---------- DATA FOR THIS TASK ----------

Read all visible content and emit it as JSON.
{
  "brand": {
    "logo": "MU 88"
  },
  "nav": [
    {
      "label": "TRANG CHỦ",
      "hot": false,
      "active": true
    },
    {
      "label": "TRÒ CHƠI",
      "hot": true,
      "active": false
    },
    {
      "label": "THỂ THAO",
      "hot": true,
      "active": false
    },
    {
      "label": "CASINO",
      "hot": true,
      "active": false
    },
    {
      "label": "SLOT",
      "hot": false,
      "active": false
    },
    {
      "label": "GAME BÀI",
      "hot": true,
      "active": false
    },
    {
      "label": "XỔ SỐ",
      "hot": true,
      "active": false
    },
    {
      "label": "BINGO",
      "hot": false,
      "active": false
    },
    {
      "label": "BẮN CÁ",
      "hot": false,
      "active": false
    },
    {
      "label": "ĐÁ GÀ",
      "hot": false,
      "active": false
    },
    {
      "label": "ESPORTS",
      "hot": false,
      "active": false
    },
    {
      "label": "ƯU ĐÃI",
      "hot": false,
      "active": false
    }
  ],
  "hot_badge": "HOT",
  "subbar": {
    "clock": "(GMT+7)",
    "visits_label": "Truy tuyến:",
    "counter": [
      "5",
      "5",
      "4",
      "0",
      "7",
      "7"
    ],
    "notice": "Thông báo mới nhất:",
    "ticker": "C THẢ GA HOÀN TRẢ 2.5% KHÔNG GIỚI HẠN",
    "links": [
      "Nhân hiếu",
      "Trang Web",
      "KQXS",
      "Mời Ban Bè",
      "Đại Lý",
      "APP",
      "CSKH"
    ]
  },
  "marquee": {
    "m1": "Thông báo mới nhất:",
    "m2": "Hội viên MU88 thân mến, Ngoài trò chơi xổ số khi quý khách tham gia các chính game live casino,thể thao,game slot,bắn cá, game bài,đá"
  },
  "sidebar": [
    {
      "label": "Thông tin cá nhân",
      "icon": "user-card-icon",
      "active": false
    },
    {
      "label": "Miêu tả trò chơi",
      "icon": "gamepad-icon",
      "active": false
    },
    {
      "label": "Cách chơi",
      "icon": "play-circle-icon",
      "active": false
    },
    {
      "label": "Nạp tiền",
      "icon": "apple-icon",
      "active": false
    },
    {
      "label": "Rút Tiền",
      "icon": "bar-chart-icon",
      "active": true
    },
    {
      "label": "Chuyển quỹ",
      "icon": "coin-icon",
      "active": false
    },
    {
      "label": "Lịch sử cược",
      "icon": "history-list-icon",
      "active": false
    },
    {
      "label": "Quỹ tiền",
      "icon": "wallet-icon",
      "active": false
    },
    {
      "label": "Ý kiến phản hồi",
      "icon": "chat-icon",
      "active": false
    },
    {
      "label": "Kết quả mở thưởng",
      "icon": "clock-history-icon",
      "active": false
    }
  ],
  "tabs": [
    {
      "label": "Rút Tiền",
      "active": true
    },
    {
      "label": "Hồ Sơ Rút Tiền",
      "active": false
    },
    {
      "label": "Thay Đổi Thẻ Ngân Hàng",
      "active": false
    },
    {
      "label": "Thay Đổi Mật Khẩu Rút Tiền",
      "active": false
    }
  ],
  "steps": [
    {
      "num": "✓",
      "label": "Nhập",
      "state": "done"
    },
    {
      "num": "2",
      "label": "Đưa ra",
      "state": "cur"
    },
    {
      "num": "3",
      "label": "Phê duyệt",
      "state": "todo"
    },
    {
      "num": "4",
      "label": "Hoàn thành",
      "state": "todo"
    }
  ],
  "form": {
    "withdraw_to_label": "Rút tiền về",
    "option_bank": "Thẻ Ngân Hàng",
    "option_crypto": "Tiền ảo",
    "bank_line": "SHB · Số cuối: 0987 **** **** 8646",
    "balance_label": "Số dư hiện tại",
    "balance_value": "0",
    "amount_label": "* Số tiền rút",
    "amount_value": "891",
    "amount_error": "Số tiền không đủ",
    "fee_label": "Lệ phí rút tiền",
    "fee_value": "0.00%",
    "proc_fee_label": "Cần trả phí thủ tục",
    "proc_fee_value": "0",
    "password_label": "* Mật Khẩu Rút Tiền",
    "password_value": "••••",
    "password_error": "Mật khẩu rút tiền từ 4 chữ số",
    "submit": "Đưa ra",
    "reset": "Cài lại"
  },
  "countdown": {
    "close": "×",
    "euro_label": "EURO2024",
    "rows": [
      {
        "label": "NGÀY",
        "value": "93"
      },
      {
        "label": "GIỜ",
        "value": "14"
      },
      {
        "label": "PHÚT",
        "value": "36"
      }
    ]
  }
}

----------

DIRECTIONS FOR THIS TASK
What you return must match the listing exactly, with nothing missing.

WRITTEN RESPONSE
Read all visible content and emit it as JSON.
{
  "brand": {
    "logo": "MU 88"
  },
  "nav": [
    {
      "label": "TRANG CHỦ",
      "hot": false,
      "active": true
    },
    {
      "label": "TRÒ CHƠI",
      "hot": true,
      "active": false
    },
    {
      "label": "THỂ THAO",
      "hot": true,
      "active": false
    },
    {
      "label": "CASINO",
      "hot": true,
      "active": false
    },
    {
      "label": "SLOT",
      "hot": false,
      "active": false
    },
    {
      "label": "GAME BÀI",
      "hot": true,
      "active": false
    },
    {
      "label": "XỔ SỐ",
      "hot": true,
      "active": false
    },
    {
      "label": "BINGO",
      "hot": false,
      "active": false
    },
    {
      "label": "BẮN CÁ",
      "hot": false,
      "active": false
    },
    {
      "label": "ĐÁ GÀ",
      "hot": false,
      "active": false
    },
    {
      "label": "ESPORTS",
      "hot": false,
      "active": false
    },
    {
      "label": "ƯU ĐÃI",
      "hot": false,
      "active": false
    }
  ],
  "hot_badge": "HOT",
  "subbar": {
    "clock": "(GMT+7)",
    "visits_label": "Truy tuyến:",
    "counter": [
      "5",
      "5",
      "4",
      "0",
      "7",
      "7"
    ],
    "notice": "Thông báo mới nhất:",
    "ticker": "C THẢ GA HOÀN TRẢ 2.5% KHÔNG GIỚI HẠN",
    "links": [
      "Nhân hiếu",
      "Trang Web",
      "KQXS",
      "Mời Ban Bè",
      "Đại Lý",
      "APP",
      "CSKH"
    ]
  },
  "marquee": {
    "m1": "Thông báo mới nhất:",
    "m2": "Hội viên MU88 thân mến, Ngoài trò chơi xổ số khi quý khách tham gia các chính game live casino,thể thao,game slot,bắn cá, game bài,đá"
  },
  "sidebar": [
    {
      "label": "Thông tin cá nhân",
      "icon": "user-card-icon",
      "active": false
    },
    {
      "label": "Miêu tả trò chơi",
      "icon": "gamepad-icon",
      "active": false
    },
    {
      "label": "Cách chơi",
      "icon": "play-circle-icon",
      "active": false
    },
    {
      "label": "Nạp tiền",
      "icon": "apple-icon",
      "active": false
    },
    {
      "label": "Rút Tiền",
      "icon": "bar-chart-icon",
      "active": true
    },
    {
      "label": "Chuyển quỹ",
      "icon": "coin-icon",
      "active": false
    },
    {
      "label": "Lịch sử cược",
      "icon": "history-list-icon",
      "active": false
    },
    {
      "label": "Quỹ tiền",
      "icon": "wallet-icon",
      "active": false
    },
    {
      "label": "Ý kiến phản hồi",
      "icon": "chat-icon",
      "active": false
    },
    {
      "label": "Kết quả mở thưởng",
      "icon": "clock-history-icon",
      "active": false
    }
  ],
  "tabs": [
    {
      "label": "Rút Tiền",
      "active": true
    },
    {
      "label": "Hồ Sơ Rút Tiền",
      "active": false
    },
    {
      "label": "Thay Đổi Thẻ Ngân Hàng",
      "active": false
    },
    {
      "label": "Thay Đổi Mật Khẩu Rút Tiền",
      "active": false
    }
  ],
  "steps": [
    {
      "num": "✓",
      "label": "Nhập",
      "state": "done"
    },
    {
      "num": "2",
      "label": "Đưa ra",
      "state": "cur"
    },
    {
      "num": "3",
      "label": "Phê duyệt",
      "state": "todo"
    },
    {
      "num": "4",
      "label": "Hoàn thành",
      "state": "todo"
    }
  ],
  "form": {
    "withdraw_to_label": "Rút tiền về",
    "option_bank": "Thẻ Ngân Hàng",
    "option_crypto": "Tiền ảo",
    "bank_line": "SHB · Số cuối: 0987 **** **** 8646",
    "balance_label": "Số dư hiện tại",
    "balance_value": "0",
    "amount_label": "* Số tiền rút",
    "amount_value": "891",
    "amount_error": "Số tiền không đủ",
    "fee_label": "Lệ phí rút tiền",
    "fee_value": "0.00%",
    "proc_fee_label": "Cần trả phí thủ tục",
    "proc_fee_value": "0",
    "password_label": "* Mật Khẩu Rút Tiền",
    "password_value": "••••",
    "password_error": "Mật khẩu rút tiền từ 4 chữ số",
    "submit": "Đưa ra",
    "reset": "Cài lại"
  },
  "countdown": {
    "close": "×",
    "euro_label": "EURO2024",
    "rows": [
      {
        "label": "NGÀY",
        "value": "93"
      },
      {
        "label": "GIỜ",
        "value": "14"
      },
      {
        "label": "PHÚT",
        "value": "36"
      }
    ]
  }
}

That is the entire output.